Nearly one million jobs have been lost in Greece over the past six years, says the Hellenic Statistical Authority. But that’s slowly reversing as new companies – particularly in technology, agriculture and tourism – build on the country’s growing confidence and find success, pulling back expats in the process. Rikakis, a computer engineer, was working for Google in Sweden when he was approached by Workable, a new platform offering innovative recruitment software. “It was always the plan to come back at some point but there’s no way I’d have left my job if the right opportunity hadn’t presented itself,” he says. “There are few companies that would have tempted me to return but Workable is one. Corporate culture is changing in Greece. We’re not insular any more. At Workable we deal with clients from all over the world.”

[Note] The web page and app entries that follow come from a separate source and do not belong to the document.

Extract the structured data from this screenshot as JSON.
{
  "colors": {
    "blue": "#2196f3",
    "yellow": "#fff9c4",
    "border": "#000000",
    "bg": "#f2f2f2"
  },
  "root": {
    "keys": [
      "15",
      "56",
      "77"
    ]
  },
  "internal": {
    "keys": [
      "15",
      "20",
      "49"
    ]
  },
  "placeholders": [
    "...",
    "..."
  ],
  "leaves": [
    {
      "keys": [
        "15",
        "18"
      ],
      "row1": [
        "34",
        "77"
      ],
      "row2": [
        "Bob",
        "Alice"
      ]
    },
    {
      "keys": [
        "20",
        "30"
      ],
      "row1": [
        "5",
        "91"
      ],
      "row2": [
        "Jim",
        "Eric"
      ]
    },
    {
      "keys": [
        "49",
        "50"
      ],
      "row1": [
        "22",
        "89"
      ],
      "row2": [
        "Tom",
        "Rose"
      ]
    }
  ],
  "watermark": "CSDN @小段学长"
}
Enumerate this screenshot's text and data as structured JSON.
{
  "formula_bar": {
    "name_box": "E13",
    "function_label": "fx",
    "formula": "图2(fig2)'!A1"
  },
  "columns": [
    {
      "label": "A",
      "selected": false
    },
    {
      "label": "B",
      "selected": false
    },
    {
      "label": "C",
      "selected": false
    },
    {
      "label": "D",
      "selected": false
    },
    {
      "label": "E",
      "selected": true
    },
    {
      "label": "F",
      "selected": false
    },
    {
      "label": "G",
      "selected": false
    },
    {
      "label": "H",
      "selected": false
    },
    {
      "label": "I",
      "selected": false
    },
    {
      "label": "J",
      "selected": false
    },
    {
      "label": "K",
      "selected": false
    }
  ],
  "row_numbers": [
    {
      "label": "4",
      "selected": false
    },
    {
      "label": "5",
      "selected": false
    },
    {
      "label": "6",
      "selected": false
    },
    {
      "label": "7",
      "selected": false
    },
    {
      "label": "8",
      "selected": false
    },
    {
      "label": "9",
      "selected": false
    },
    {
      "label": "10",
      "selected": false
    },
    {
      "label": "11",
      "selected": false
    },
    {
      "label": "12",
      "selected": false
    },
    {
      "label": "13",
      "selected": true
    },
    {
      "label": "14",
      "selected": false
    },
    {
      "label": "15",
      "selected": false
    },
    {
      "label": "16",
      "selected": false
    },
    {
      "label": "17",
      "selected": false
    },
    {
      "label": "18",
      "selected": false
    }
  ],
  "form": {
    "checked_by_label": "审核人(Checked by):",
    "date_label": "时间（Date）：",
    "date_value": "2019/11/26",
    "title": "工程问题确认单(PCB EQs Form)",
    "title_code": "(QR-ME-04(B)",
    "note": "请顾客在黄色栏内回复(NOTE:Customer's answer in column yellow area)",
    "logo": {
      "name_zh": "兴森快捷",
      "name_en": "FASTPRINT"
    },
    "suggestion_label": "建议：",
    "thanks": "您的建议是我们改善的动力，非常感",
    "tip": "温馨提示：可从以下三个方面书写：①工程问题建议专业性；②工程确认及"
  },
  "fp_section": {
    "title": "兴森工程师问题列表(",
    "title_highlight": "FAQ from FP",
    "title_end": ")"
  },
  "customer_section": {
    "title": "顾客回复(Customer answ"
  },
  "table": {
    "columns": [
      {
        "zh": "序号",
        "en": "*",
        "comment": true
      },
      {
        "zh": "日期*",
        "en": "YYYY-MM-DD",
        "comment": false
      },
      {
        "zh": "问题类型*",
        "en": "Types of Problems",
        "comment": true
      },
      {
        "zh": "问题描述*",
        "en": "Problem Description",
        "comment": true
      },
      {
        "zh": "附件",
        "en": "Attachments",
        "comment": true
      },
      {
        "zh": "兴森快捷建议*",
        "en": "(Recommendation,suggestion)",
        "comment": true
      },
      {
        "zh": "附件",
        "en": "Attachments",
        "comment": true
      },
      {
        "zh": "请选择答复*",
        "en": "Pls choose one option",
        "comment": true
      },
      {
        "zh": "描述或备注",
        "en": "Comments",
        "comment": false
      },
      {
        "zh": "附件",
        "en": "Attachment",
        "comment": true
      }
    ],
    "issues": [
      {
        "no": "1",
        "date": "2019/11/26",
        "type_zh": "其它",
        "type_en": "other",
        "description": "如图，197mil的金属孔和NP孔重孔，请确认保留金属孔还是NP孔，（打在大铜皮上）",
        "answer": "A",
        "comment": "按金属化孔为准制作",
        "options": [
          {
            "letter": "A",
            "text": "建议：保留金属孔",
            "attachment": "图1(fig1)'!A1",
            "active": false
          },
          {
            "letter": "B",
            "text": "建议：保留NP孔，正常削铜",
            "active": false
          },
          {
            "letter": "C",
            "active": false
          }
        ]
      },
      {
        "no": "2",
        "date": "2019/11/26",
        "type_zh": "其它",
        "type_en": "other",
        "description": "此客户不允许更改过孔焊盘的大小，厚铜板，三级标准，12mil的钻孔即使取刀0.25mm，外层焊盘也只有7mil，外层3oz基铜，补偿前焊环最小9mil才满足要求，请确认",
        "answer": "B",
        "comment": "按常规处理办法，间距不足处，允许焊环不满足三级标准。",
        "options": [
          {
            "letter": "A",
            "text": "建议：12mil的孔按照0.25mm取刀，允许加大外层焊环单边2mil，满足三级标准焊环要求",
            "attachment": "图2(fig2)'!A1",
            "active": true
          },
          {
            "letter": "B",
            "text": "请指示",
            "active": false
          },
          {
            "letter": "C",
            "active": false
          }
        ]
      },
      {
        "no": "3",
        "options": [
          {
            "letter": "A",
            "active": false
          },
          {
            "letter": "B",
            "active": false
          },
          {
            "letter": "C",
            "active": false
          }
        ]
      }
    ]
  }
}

On top of coming back to build their own businesses and join promising start-ups, young Greeks are choosing to bolster older firms, often run by their own family. Vasilis Mandrekas, 27, returned in 2017 after six years working and studying in Canada and the US to take his place at his family’s 70-year-old dairy business in Corinth, a city in the south. The company, known for its Greek yoghurt, is present in 10 countries and has a production plant in Wisconsin. “People still put their trust in the ‘Made in Greece’ brand so I was excited to come back and help move the company forwards,” says Mandrekas, who’s now the factory’s operations manager. “I’m working on expanding into a new building here in Greece, which will double our capacity.”
Things are far from perfect here but lower living costs, a Mediterranean lifestyle and a sense that returnees can contribute to the country’s comeback are big draws. According to a recent survey by the Athens-based National Documentation Centre, six in 10 Greeks living abroad want to return. To capitalise on this, the new government appointed Steve Vranakis, former head of Google’s Creative Lab, as Greece’s inaugural chief creative officer and tasked him with burnishing the country’s image, serving as a special adviser to prime minister Kyriakos Mitsotakis and leading projects to entice back the diaspora.
Independent initiatives to help with the situation are springing up too. Brain Regain was set up last year to connect young Greeks with mentors from different business sectors who can provide advice. “There are people who want to return and don’t know where to start. We’re trying to connect young people with those who know the market,” says Stathis Potamitis, an Athens-based lawyer and member of the non-profit’s board.
“I don’t think young Greeks should stop migrating to work or study – they should be encouraged to reach their full potential wherever is best,” says Georgopoulou, who took her master’s in London after completing her studies in Athens, a common practice for Greeks who can afford it. “But I do think that young people need to be presented with enough opportunities to feel that the doors are open for them to return. Brain drain can become brain gain if all the knowledge and skills picked up abroad are redirected back into the country.”
Ten long years – Greece’s post-crash timeline:
2009 Global financial crash. Greece’s credit rating downgraded due to its government debt. Austerity measures first introduced.
2010 First bailout of Greece, worth €100bn, agreed by the imf, the European Central Bank and the European Commission.
2011 Tens of thousands of protesters march to oppose new austerity laws. Prime minister George Papandreou resigns.
2012 A second EU bailout is agreed.
2013 Unemployment rises to 26.8 per cent with 60 per cent youth unemployment.
2015 Anti-austerity Syriza wins election. PM Alexis Tsipras U-turns and accepts third bailout, making it the largest rescue package ever.
2018 Greece officially exits bailout programme.
2019 Greek economy returns to positive economic growth. Pro-business, centre-right New Democracy party wins the general election.